_Problem to work on_: Read through the data, and wherever a line holds the word "verified", write that line out.

============

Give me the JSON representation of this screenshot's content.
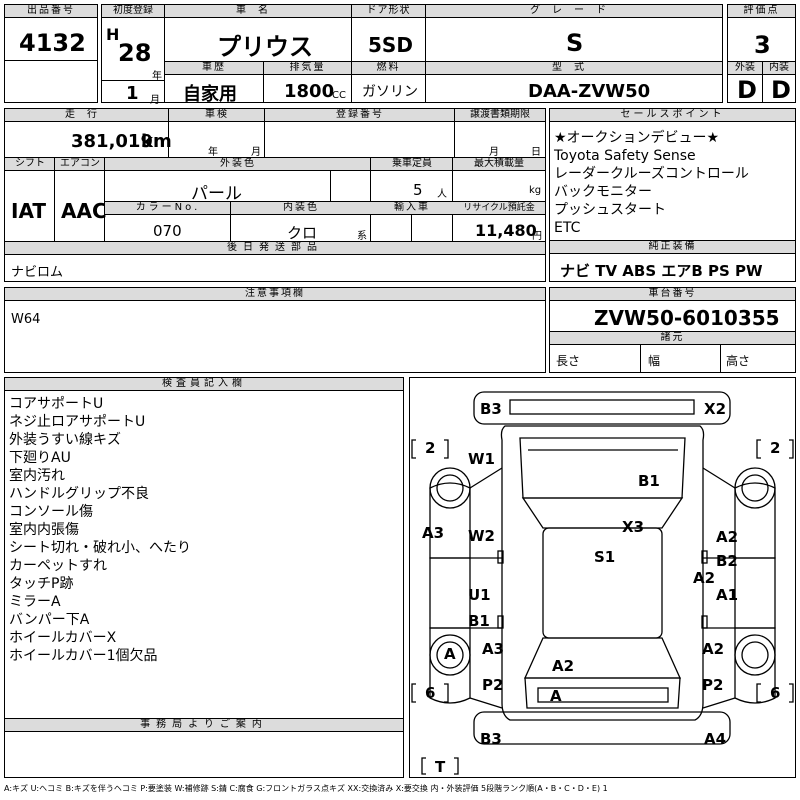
{
  "labels": {
    "lot_no": "出品番号",
    "first_reg": "初度登録",
    "car_name": "車名",
    "door": "ドア形状",
    "grade": "グレード",
    "score": "評価点",
    "history": "車歴",
    "displacement": "排気量",
    "fuel": "燃料",
    "model": "型式",
    "exterior": "外装",
    "interior": "内装",
    "mileage": "走行",
    "inspection": "車検",
    "reg_no": "登録番号",
    "transfer": "譲渡書類期限",
    "sales_points": "セールスポイント",
    "shift": "シフト",
    "ac": "エアコン",
    "ext_color": "外装色",
    "capacity": "乗車定員",
    "max_load": "最大積載量",
    "color_no": "カラーNo.",
    "int_color": "内装色",
    "import": "輸入車",
    "recycle": "リサイクル預託金",
    "later_parts": "後日発送部品",
    "genuine": "純正装備",
    "caution": "注意事項欄",
    "chassis": "車台番号",
    "specs": "諸元",
    "length": "長さ",
    "width": "幅",
    "height": "高さ",
    "inspector": "検査員記入欄",
    "office": "事務局よりご案内"
  },
  "units": {
    "year": "年",
    "month": "月",
    "cc": "CC",
    "km": "km",
    "person": "人",
    "kg": "kg",
    "yen": "円",
    "kei": "系"
  },
  "values": {
    "lot_no": "4132",
    "era": "H",
    "year": "28",
    "month": "1",
    "car_name": "プリウス",
    "door": "5SD",
    "grade": "S",
    "score": "3",
    "history": "自家用",
    "displacement": "1800",
    "fuel": "ガソリン",
    "model": "DAA-ZVW50",
    "exterior": "D",
    "interior": "D",
    "mileage": "381,019",
    "shift": "IAT",
    "ac": "AAC",
    "ext_color": "パール",
    "capacity": "5",
    "color_no": "070",
    "int_color": "クロ",
    "recycle": "11,480",
    "later_parts": "ナビロム",
    "genuine": "ナビ TV ABS エアB PS PW",
    "caution": "W64",
    "chassis": "ZVW50-6010355"
  },
  "sales_points": [
    "★オークションデビュー★",
    "Toyota Safety Sense",
    "レーダークルーズコントロール",
    "バックモニター",
    "プッシュスタート",
    "ETC"
  ],
  "inspector_notes": [
    "コアサポートU",
    "ネジ止ロアサポートU",
    "外装うすい線キズ",
    "下廻りAU",
    "室内汚れ",
    "ハンドルグリップ不良",
    "コンソール傷",
    "室内内張傷",
    "シート切れ・破れ小、へたり",
    "カーペットすれ",
    "タッチP跡",
    "ミラーA",
    "バンパー下A",
    "ホイールカバーX",
    "ホイールカバー1個欠品"
  ],
  "diagram": {
    "marks": {
      "b3_top": "B3",
      "x2": "X2",
      "w1": "W1",
      "b1_roof": "B1",
      "a3_left": "A3",
      "w2": "W2",
      "x3": "X3",
      "s1": "S1",
      "a2_rf": "A2",
      "b2": "B2",
      "a2_rm": "A2",
      "u1": "U1",
      "a1": "A1",
      "b1_lr": "B1",
      "a_wheel": "A",
      "a3_lr": "A3",
      "a2_rr": "A2",
      "a2_rear": "A2",
      "p2_left": "P2",
      "p2_right": "P2",
      "a_rear": "A",
      "b3_bottom": "B3",
      "a4": "A4",
      "t": "T",
      "tire_lf": "2",
      "tire_rf": "2",
      "tire_lr": "6",
      "tire_rr": "6"
    }
  },
  "legend": "A:キズ U:ヘコミ B:キズを伴うヘコミ P:要塗装 W:補修跡 S:錆 C:腐食 G:フロントガラス点キズ XX:交換済み X:要交換 内・外装評価 5段階ランク順(A・B・C・D・E) 1"
}
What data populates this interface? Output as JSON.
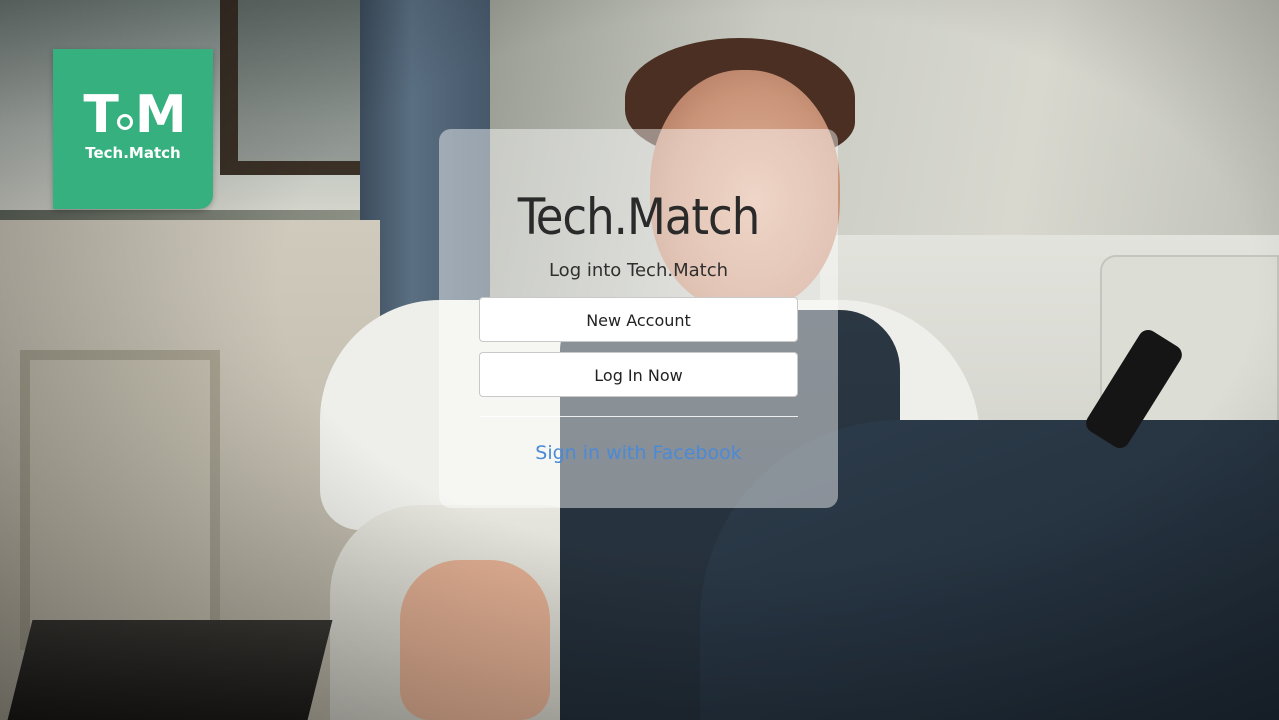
{
  "logo": {
    "mark_left": "T",
    "mark_right": "M",
    "text": "Tech.Match"
  },
  "card": {
    "title": "Tech.Match",
    "subtitle": "Log into Tech.Match",
    "new_account_label": "New Account",
    "login_label": "Log In Now",
    "facebook_label": "Sign in with Facebook"
  },
  "colors": {
    "brand_green": "#36b07e",
    "link_blue": "#4a8ad6"
  }
}
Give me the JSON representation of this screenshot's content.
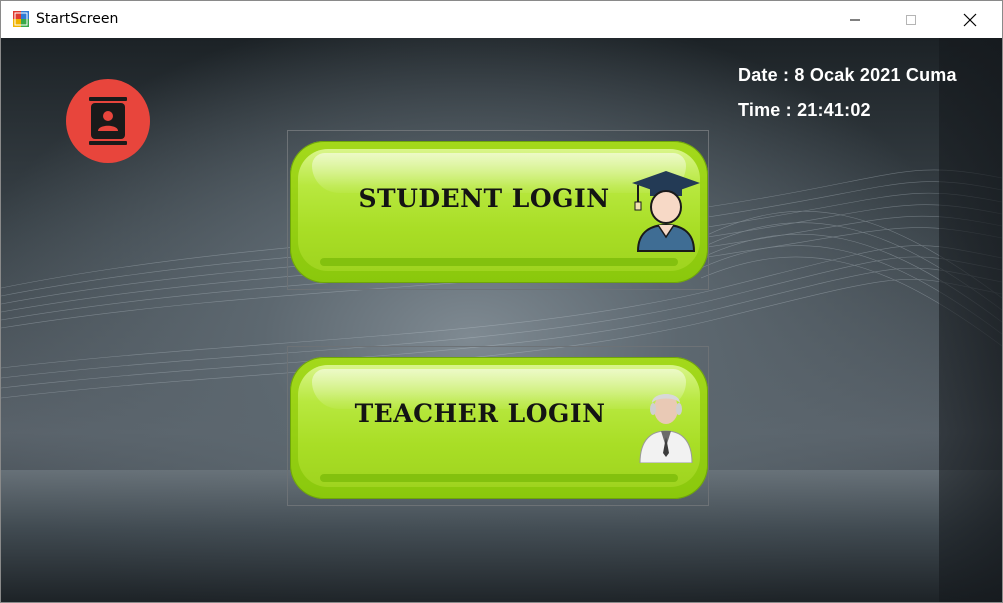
{
  "window": {
    "title": "StartScreen",
    "controls": [
      "minimize",
      "maximize",
      "close"
    ]
  },
  "header": {
    "date_label": "Date : 8 Ocak 2021 Cuma",
    "time_label": "Time : 21:41:02"
  },
  "logo": {
    "icon": "contact-book-icon",
    "color": "#e8453c"
  },
  "buttons": {
    "student": {
      "label": "STUDENT LOGIN",
      "icon": "graduate-student-icon"
    },
    "teacher": {
      "label": "TEACHER LOGIN",
      "icon": "teacher-icon"
    }
  },
  "colors": {
    "accent_green": "#a4d91b",
    "logo_red": "#e8453c",
    "background": "#4a545b"
  }
}
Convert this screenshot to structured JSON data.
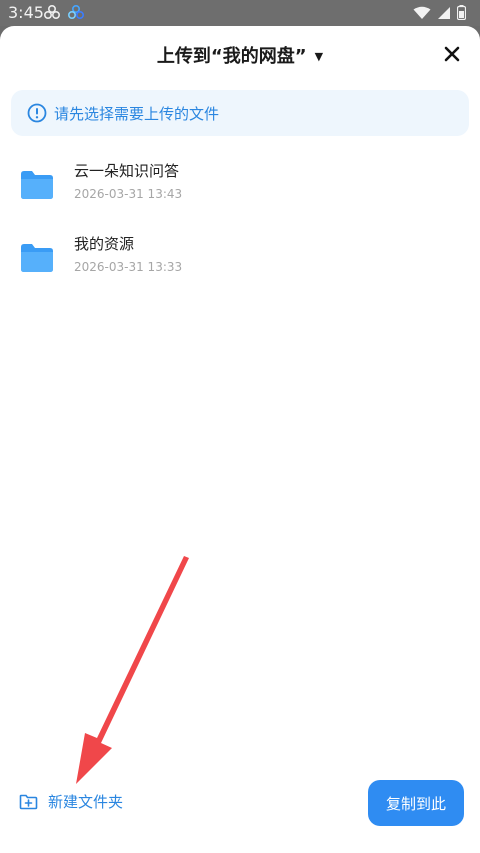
{
  "status_bar": {
    "time": "3:45"
  },
  "sheet": {
    "title": "上传到“我的网盘”",
    "notice": "请先选择需要上传的文件",
    "files": [
      {
        "name": "云一朵知识问答",
        "date": "2026-03-31  13:43"
      },
      {
        "name": "我的资源",
        "date": "2026-03-31  13:33"
      }
    ],
    "new_folder_label": "新建文件夹",
    "copy_button_label": "复制到此"
  },
  "colors": {
    "accent": "#2f8cf2",
    "notice_bg": "#eef6fd",
    "arrow": "#f0474a"
  }
}
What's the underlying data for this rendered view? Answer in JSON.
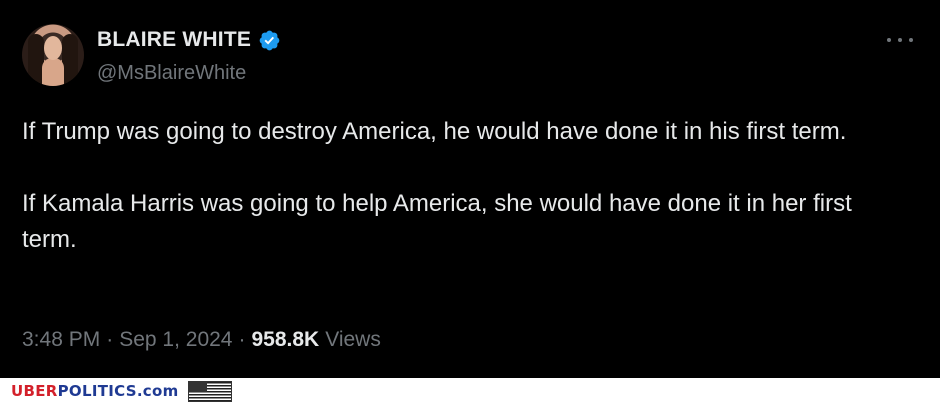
{
  "tweet": {
    "display_name": "BLAIRE WHITE",
    "handle": "@MsBlaireWhite",
    "verified": true,
    "text_paragraphs": [
      "If Trump was going to destroy America, he would have done it in his first term.",
      "If Kamala Harris was going to help America, she would have done it in her first term."
    ],
    "time": "3:48 PM",
    "separator": "·",
    "date": "Sep 1, 2024",
    "views_count": "958.8K",
    "views_label": "Views"
  },
  "watermark": {
    "uber": "UBER",
    "politics": "POLITICS",
    "com": ".com"
  },
  "colors": {
    "background": "#000000",
    "text": "#e7e9ea",
    "muted": "#71767b",
    "verified": "#1d9bf0",
    "brand_red": "#d3202a",
    "brand_blue": "#1f3a93"
  },
  "icons": [
    "avatar",
    "verified-badge-icon",
    "more-options-icon",
    "us-flag-icon"
  ]
}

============

_Output of the task_:
    "verified": true,
    "verified": "#1d9bf0",
    "verified-badge-icon",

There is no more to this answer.